Material defects in end products can quickly result in failures in many areas of industry, and have a massive impact on the safe use of their products. This is why, in the field of quality assurance, intelligent, nondestructive sensor systems play a key role. They allow testing components and parts in a rapid and cost-efficient manner without destroying the actual product or changing its surface. Experts from the Fraunhofer IZFP in Saarbrücken will be presenting two exhibits at the Blechexpo in Stuttgart from 7–10 November 2017 that allow fast, reliable, and automated characterization of materials and detection of defects (Hall 5, Booth 5306).
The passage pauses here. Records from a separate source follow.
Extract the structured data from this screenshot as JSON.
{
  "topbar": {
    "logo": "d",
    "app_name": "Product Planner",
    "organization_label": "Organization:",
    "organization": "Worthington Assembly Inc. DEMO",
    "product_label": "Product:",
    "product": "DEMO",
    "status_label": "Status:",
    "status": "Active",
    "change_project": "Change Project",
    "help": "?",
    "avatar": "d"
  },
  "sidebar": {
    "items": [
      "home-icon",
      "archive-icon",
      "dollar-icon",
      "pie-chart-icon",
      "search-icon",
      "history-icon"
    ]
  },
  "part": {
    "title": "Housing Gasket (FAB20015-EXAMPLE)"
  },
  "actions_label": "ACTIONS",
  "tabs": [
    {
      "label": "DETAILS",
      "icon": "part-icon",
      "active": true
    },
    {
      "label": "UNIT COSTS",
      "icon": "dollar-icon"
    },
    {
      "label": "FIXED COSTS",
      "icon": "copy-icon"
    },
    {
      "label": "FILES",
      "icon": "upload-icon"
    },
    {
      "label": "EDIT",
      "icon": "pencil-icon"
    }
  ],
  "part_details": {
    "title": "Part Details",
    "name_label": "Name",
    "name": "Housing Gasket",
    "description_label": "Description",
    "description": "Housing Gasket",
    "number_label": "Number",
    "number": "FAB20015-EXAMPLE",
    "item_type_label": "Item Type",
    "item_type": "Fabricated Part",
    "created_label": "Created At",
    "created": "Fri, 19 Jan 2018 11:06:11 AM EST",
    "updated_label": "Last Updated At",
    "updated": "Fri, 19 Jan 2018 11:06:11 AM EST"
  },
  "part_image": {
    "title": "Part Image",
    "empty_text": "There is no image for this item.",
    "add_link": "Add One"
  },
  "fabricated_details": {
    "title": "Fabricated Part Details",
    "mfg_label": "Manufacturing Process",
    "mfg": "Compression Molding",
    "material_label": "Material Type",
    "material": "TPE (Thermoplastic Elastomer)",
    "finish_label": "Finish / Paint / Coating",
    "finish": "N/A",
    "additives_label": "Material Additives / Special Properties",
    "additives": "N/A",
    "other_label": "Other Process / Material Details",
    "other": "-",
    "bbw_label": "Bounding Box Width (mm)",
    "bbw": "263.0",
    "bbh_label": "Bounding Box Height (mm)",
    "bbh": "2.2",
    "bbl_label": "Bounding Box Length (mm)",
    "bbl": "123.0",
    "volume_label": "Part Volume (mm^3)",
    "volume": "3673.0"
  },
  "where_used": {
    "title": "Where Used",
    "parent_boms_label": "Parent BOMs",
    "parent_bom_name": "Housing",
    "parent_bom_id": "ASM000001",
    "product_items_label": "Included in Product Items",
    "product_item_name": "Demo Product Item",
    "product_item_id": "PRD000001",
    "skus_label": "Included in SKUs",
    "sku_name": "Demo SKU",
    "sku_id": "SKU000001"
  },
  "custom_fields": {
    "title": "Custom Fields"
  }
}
When quality testing uses time-consuming destructive test methods, it can result in enormous costs due to damaging or destroying the products. And given that...

Im Focus: Cold molecules on collision course

Using a new cooling technique MPQ scientists succeed at observing collisions in a dense beam of cold and slow dipolar molecules.

How do chemical reactions proceed at extremely low temperatures? The answer requires the investigation of molecular samples that are cold, dense, and slow at...

Im Focus: Shrinking the proton again!

Scientists from the Max Planck Institute of Quantum Optics, using high precision laser spectroscopy of atomic hydrogen, confirm the surprisingly small value of the proton radius determined from muonic hydrogen.

It was one of the breakthroughs of the year 2010: Laser spectroscopy of muonic hydrogen resulted in a value for the proton charge radius that was significantly...

All Focus news of the innovation-report >>>

Anzeige

Anzeige

Event News

ASEAN Member States discuss the future role of renewable energy

17.10.2017 | Event News

World Health Summit 2017: International experts set the course for the future of Global Health

10.10.2017 | Event News

Climate Engineering Conference 2017 Opens in Berlin

10.10.2017 | Event News

 
Latest News

Terahertz spectroscopy goes nano

20.10.2017 | Information Technology

Strange but true: Turning a material upside down can sometimes make it softer

20.10.2017 | Materials Sciences

NRL clarifies valley polarization for electronic and optoelectronic technologies

20.10.2017 | Interdisciplinary Research

VideoLinks
B2B-VideoLinks
More VideoLinks >>>